Some city workers to get raises

Compensation study shows half of municipal employees are underpaid

Nearly half of the city’s employees can expect a pay increase effective July 1.

Prompted by high turnover rates and small hiring pools, the City of Cortez recently commissioned the Mountain States Employer’s Council to conduct a wage study.

The report found that 48 of the city’s 100 employees currently earn wages under the recommended minimum starting range.

“The low wages cross over multiple departments,” MSEC official Sheree Steiner told council members Tuesday night at their regular meeting.

The study shows that the Cortez Police Department has the most full-time employees whose salaries fall below the minimum starting point. The police shortfall totals more than $62,000, according to the report.

“If we make these adjustments, I think we will start attracting more qualified officers,” said Cortez Police Chief Roy Lane. “You get what you pay for.”

Mayor Dan Porter supported the measure, saying the police department has long served as a training ground for officers. Pleased with the department’s current staff, Porter said he hates providing officers with their necessary certification only to watch them leave for better-paying jobs.

“Our starting wages are not right,” said City Manager Shane Hale. “I honestly thought this report would have been worse.”

All of the city council members were in favor of immediately raising employee wages to the minimum starting point, pointing out fair wages could help boost morale and production.

Hale was expected to break the news to city employees by today.

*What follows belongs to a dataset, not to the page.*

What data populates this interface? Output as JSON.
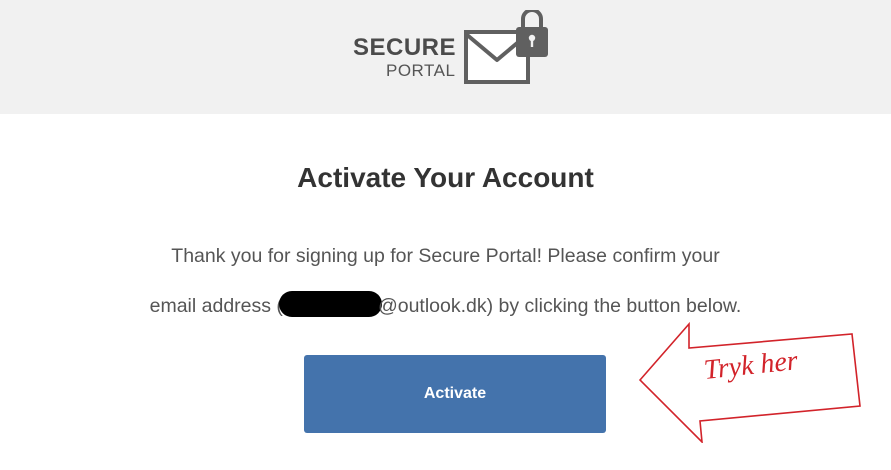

“This report is a way for us to surgically address wages that are not up to snuff,” Hale said. “Starting July 1, we are going to bring every soul up to the starting minimum wage of their position. It’s a no brainer.”

According to the study, raising all employee wages to the minimum starting point will impact city coffers by more than $100,000 annually.

Raising wages on July 1 will cost the city $50,704 in 2013.

Hale said that increases ranging from 1.25 to 5 percent would be awarded to bring city employee wages in line with the study’s findings.

City officials also plan to appropriately boost any senior employee wages to combat against potential morale problems that could arise from the new starting wage increases, Hale said.

In addition to the police department, the report indicates that other departments with low starting wage points include employees at parks and recreation, the library, general services and the city manager’s office.

In other news, the City of Cortez adopted a new ordinance regulating occupied RVs on private and public property.

No one opposed the measure during a public hearing Tuesday evening.

J.D. Lopez of South Maple Street addressed council members in favor of the new ordinance, saying his neighbor has guests staying in a RV outside his home for months on end.

“This can become a problem, and we need to nip it in the bud right away,” Lopez said.

Unanimously approved by the city council, Ordinance No. 1179 limits occupancy of RVs and travel trailers on private property or public roadways to 30 days per calendar year.

Those found violating the new regulation could face a maximum $500 daily fine.

The city council next meets on June 25.